## Work task
An exact printout of all the entries is required.
※ ※ ※
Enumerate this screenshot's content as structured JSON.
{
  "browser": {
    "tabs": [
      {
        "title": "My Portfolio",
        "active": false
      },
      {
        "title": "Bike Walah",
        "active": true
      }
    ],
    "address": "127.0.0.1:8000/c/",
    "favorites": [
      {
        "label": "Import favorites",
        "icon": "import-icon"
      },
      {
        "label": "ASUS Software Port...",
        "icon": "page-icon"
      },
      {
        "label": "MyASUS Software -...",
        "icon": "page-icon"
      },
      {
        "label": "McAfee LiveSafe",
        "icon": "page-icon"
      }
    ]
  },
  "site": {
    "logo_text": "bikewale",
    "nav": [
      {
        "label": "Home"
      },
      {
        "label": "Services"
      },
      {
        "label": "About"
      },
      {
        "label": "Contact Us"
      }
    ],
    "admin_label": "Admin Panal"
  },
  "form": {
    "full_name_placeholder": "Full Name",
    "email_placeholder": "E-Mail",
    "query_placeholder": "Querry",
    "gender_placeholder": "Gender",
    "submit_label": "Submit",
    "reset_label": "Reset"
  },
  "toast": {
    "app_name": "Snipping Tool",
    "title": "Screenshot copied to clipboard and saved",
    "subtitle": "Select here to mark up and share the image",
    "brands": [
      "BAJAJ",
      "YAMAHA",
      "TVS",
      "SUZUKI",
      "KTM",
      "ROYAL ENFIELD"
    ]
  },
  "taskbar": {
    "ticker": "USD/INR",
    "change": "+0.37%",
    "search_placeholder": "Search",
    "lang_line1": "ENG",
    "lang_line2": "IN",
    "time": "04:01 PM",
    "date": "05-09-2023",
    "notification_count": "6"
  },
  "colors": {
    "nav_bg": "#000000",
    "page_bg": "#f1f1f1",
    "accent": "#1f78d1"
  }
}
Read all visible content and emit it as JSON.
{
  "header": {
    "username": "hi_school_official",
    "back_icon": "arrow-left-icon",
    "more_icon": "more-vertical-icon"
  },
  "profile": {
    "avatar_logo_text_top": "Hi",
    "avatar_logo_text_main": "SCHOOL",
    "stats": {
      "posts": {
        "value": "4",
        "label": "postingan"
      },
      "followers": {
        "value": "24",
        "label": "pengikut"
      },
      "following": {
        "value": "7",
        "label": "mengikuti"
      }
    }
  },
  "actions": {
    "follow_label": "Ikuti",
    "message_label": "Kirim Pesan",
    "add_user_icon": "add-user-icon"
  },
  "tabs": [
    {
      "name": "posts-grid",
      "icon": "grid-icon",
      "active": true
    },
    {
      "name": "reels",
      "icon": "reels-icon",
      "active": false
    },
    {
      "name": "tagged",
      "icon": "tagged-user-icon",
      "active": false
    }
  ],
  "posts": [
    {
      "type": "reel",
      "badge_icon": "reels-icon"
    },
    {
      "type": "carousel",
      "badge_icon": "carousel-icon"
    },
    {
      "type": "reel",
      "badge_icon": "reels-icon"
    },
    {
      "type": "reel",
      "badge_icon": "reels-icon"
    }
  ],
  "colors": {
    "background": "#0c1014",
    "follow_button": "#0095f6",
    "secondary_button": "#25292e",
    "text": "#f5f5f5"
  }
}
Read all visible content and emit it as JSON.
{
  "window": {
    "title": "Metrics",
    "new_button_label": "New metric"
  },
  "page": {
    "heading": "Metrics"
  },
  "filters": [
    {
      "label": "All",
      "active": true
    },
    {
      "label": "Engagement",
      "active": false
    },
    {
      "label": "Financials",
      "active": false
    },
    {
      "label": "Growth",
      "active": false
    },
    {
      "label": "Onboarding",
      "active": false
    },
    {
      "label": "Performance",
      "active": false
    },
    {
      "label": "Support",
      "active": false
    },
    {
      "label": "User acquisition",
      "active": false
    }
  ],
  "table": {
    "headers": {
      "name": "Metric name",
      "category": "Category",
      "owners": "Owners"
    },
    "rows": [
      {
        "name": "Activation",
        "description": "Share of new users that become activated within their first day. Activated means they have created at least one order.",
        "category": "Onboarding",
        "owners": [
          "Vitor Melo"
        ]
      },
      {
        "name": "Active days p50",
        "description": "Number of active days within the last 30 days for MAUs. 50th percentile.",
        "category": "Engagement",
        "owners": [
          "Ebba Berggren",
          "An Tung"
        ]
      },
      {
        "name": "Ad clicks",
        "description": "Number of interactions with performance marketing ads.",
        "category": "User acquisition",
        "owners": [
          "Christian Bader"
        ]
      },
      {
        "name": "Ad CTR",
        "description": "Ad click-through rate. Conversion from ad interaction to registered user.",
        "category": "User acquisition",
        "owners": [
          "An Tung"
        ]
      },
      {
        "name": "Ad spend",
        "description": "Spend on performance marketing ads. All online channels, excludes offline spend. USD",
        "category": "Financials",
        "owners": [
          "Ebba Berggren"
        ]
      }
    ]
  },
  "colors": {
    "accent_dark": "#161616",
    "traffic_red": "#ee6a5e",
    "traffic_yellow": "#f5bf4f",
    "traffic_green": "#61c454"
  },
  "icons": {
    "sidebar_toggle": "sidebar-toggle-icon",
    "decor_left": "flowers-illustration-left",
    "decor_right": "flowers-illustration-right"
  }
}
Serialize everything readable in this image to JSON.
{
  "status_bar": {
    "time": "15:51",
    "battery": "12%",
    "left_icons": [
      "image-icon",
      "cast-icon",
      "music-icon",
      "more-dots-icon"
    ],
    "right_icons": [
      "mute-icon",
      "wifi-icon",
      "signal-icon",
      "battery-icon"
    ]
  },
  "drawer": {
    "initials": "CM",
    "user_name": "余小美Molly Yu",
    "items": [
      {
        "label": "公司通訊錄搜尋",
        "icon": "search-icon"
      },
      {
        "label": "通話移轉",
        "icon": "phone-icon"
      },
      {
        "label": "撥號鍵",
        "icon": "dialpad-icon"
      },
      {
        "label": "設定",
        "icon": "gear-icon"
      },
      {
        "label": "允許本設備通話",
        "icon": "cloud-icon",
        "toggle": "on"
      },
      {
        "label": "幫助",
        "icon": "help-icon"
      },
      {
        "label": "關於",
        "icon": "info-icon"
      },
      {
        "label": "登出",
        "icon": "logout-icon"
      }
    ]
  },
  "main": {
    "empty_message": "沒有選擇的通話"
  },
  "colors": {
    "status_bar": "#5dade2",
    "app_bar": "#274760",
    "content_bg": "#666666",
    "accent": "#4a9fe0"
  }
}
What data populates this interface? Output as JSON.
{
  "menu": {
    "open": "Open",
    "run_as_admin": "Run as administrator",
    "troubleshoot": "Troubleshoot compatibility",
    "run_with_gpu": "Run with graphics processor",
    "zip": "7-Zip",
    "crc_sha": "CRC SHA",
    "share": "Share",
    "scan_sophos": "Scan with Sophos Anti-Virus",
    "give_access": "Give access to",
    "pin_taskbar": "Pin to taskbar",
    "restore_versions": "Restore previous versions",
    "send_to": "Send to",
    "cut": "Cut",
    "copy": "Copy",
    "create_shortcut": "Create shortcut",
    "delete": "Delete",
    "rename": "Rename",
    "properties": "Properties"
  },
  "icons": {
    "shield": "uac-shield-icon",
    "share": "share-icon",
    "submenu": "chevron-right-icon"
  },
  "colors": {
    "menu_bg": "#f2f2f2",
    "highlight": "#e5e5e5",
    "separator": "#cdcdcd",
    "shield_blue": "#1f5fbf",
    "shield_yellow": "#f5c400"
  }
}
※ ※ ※
## Exercise answer
Enumerate this screenshot's content as structured JSON.
{
  "browser": {
    "tabs": [
      {
        "title": "My Portfolio",
        "active": false
      },
      {
        "title": "Bike Walah",
        "active": true
      }
    ],
    "address": "127.0.0.1:8000/c/",
    "favorites": [
      {
        "label": "Import favorites",
        "icon": "import-icon"
      },
      {
        "label": "ASUS Software Port...",
        "icon": "page-icon"
      },
      {
        "label": "MyASUS Software -...",
        "icon": "page-icon"
      },
      {
        "label": "McAfee LiveSafe",
        "icon": "page-icon"
      }
    ]
  },
  "site": {
    "logo_text": "bikewale",
    "nav": [
      {
        "label": "Home"
      },
      {
        "label": "Services"
      },
      {
        "label": "About"
      },
      {
        "label": "Contact Us"
      }
    ],
    "admin_label": "Admin Panal"
  },
  "form": {
    "full_name_placeholder": "Full Name",
    "email_placeholder": "E-Mail",
    "query_placeholder": "Querry",
    "gender_placeholder": "Gender",
    "submit_label": "Submit",
    "reset_label": "Reset"
  },
  "toast": {
    "app_name": "Snipping Tool",
    "title": "Screenshot copied to clipboard and saved",
    "subtitle": "Select here to mark up and share the image",
    "brands": [
      "BAJAJ",
      "YAMAHA",
      "TVS",
      "SUZUKI",
      "KTM",
      "ROYAL ENFIELD"
    ]
  },
  "taskbar": {
    "ticker": "USD/INR",
    "change": "+0.37%",
    "search_placeholder": "Search",
    "lang_line1": "ENG",
    "lang_line2": "IN",
    "time": "04:01 PM",
    "date": "05-09-2023",
    "notification_count": "6"
  },
  "colors": {
    "nav_bg": "#000000",
    "page_bg": "#f1f1f1",
    "accent": "#1f78d1"
  }
}
Read all visible content and emit it as JSON.
{
  "header": {
    "username": "hi_school_official",
    "back_icon": "arrow-left-icon",
    "more_icon": "more-vertical-icon"
  },
  "profile": {
    "avatar_logo_text_top": "Hi",
    "avatar_logo_text_main": "SCHOOL",
    "stats": {
      "posts": {
        "value": "4",
        "label": "postingan"
      },
      "followers": {
        "value": "24",
        "label": "pengikut"
      },
      "following": {
        "value": "7",
        "label": "mengikuti"
      }
    }
  },
  "actions": {
    "follow_label": "Ikuti",
    "message_label": "Kirim Pesan",
    "add_user_icon": "add-user-icon"
  },
  "tabs": [
    {
      "name": "posts-grid",
      "icon": "grid-icon",
      "active": true
    },
    {
      "name": "reels",
      "icon": "reels-icon",
      "active": false
    },
    {
      "name": "tagged",
      "icon": "tagged-user-icon",
      "active": false
    }
  ],
  "posts": [
    {
      "type": "reel",
      "badge_icon": "reels-icon"
    },
    {
      "type": "carousel",
      "badge_icon": "carousel-icon"
    },
    {
      "type": "reel",
      "badge_icon": "reels-icon"
    },
    {
      "type": "reel",
      "badge_icon": "reels-icon"
    }
  ],
  "colors": {
    "background": "#0c1014",
    "follow_button": "#0095f6",
    "secondary_button": "#25292e",
    "text": "#f5f5f5"
  }
}
Read all visible content and emit it as JSON.
{
  "window": {
    "title": "Metrics",
    "new_button_label": "New metric"
  },
  "page": {
    "heading": "Metrics"
  },
  "filters": [
    {
      "label": "All",
      "active": true
    },
    {
      "label": "Engagement",
      "active": false
    },
    {
      "label": "Financials",
      "active": false
    },
    {
      "label": "Growth",
      "active": false
    },
    {
      "label": "Onboarding",
      "active": false
    },
    {
      "label": "Performance",
      "active": false
    },
    {
      "label": "Support",
      "active": false
    },
    {
      "label": "User acquisition",
      "active": false
    }
  ],
  "table": {
    "headers": {
      "name": "Metric name",
      "category": "Category",
      "owners": "Owners"
    },
    "rows": [
      {
        "name": "Activation",
        "description": "Share of new users that become activated within their first day. Activated means they have created at least one order.",
        "category": "Onboarding",
        "owners": [
          "Vitor Melo"
        ]
      },
      {
        "name": "Active days p50",
        "description": "Number of active days within the last 30 days for MAUs. 50th percentile.",
        "category": "Engagement",
        "owners": [
          "Ebba Berggren",
          "An Tung"
        ]
      },
      {
        "name": "Ad clicks",
        "description": "Number of interactions with performance marketing ads.",
        "category": "User acquisition",
        "owners": [
          "Christian Bader"
        ]
      },
      {
        "name": "Ad CTR",
        "description": "Ad click-through rate. Conversion from ad interaction to registered user.",
        "category": "User acquisition",
        "owners": [
          "An Tung"
        ]
      },
      {
        "name": "Ad spend",
        "description": "Spend on performance marketing ads. All online channels, excludes offline spend. USD",
        "category": "Financials",
        "owners": [
          "Ebba Berggren"
        ]
      }
    ]
  },
  "colors": {
    "accent_dark": "#161616",
    "traffic_red": "#ee6a5e",
    "traffic_yellow": "#f5bf4f",
    "traffic_green": "#61c454"
  },
  "icons": {
    "sidebar_toggle": "sidebar-toggle-icon",
    "decor_left": "flowers-illustration-left",
    "decor_right": "flowers-illustration-right"
  }
}
Serialize everything readable in this image to JSON.
{
  "status_bar": {
    "time": "15:51",
    "battery": "12%",
    "left_icons": [
      "image-icon",
      "cast-icon",
      "music-icon",
      "more-dots-icon"
    ],
    "right_icons": [
      "mute-icon",
      "wifi-icon",
      "signal-icon",
      "battery-icon"
    ]
  },
  "drawer": {
    "initials": "CM",
    "user_name": "余小美Molly Yu",
    "items": [
      {
        "label": "公司通訊錄搜尋",
        "icon": "search-icon"
      },
      {
        "label": "通話移轉",
        "icon": "phone-icon"
      },
      {
        "label": "撥號鍵",
        "icon": "dialpad-icon"
      },
      {
        "label": "設定",
        "icon": "gear-icon"
      },
      {
        "label": "允許本設備通話",
        "icon": "cloud-icon",
        "toggle": "on"
      },
      {
        "label": "幫助",
        "icon": "help-icon"
      },
      {
        "label": "關於",
        "icon": "info-icon"
      },
      {
        "label": "登出",
        "icon": "logout-icon"
      }
    ]
  },
  "main": {
    "empty_message": "沒有選擇的通話"
  },
  "colors": {
    "status_bar": "#5dade2",
    "app_bar": "#274760",
    "content_bg": "#666666",
    "accent": "#4a9fe0"
  }
}
What data populates this interface? Output as JSON.
{
  "menu": {
    "open": "Open",
    "run_as_admin": "Run as administrator",
    "troubleshoot": "Troubleshoot compatibility",
    "run_with_gpu": "Run with graphics processor",
    "zip": "7-Zip",
    "crc_sha": "CRC SHA",
    "share": "Share",
    "scan_sophos": "Scan with Sophos Anti-Virus",
    "give_access": "Give access to",
    "pin_taskbar": "Pin to taskbar",
    "restore_versions": "Restore previous versions",
    "send_to": "Send to",
    "cut": "Cut",
    "copy": "Copy",
    "create_shortcut": "Create shortcut",
    "delete": "Delete",
    "rename": "Rename",
    "properties": "Properties"
  },
  "icons": {
    "shield": "uac-shield-icon",
    "share": "share-icon",
    "submenu": "chevron-right-icon"
  },
  "colors": {
    "menu_bg": "#f2f2f2",
    "highlight": "#e5e5e5",
    "separator": "#cdcdcd",
    "shield_blue": "#1f5fbf",
    "shield_yellow": "#f5c400"
  }
}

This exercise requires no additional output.